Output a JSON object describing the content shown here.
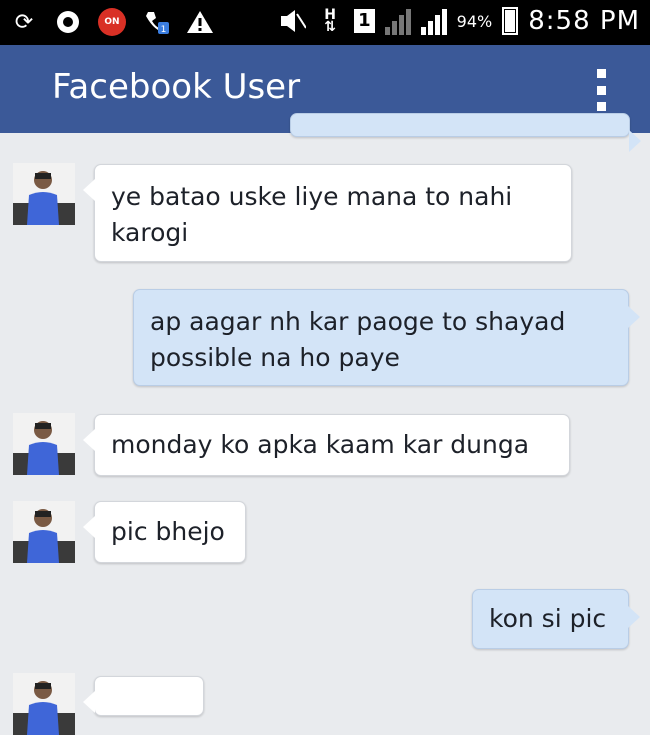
{
  "status_bar": {
    "indicator_sim": "1",
    "battery": "94%",
    "time": "8:58 PM",
    "icons": [
      "sync-icon",
      "location-icon",
      "call-recorder-icon",
      "missed-call-icon",
      "warning-icon",
      "mute-icon",
      "data-arrows-icon",
      "sim-icon",
      "signal-icon",
      "battery-icon"
    ]
  },
  "app_bar": {
    "title": "Facebook User",
    "menu_icon": "overflow-menu-icon",
    "color": "#3b5998"
  },
  "messages": [
    {
      "direction": "outgoing",
      "text": ""
    },
    {
      "direction": "incoming",
      "lines": [
        "ye batao uske liye mana to nahi",
        "karogi"
      ]
    },
    {
      "direction": "outgoing",
      "lines": [
        "ap aagar nh kar paoge to shayad",
        "possible na ho paye"
      ]
    },
    {
      "direction": "incoming",
      "lines": [
        "monday ko apka kaam kar dunga"
      ]
    },
    {
      "direction": "incoming",
      "lines": [
        "pic bhejo"
      ]
    },
    {
      "direction": "outgoing",
      "lines": [
        "kon si pic"
      ]
    },
    {
      "direction": "incoming",
      "text": ""
    }
  ]
}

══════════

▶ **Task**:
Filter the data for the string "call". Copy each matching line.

▶ **Solution to the exercise**:
      "call-recorder-icon",
      "missed-call-icon",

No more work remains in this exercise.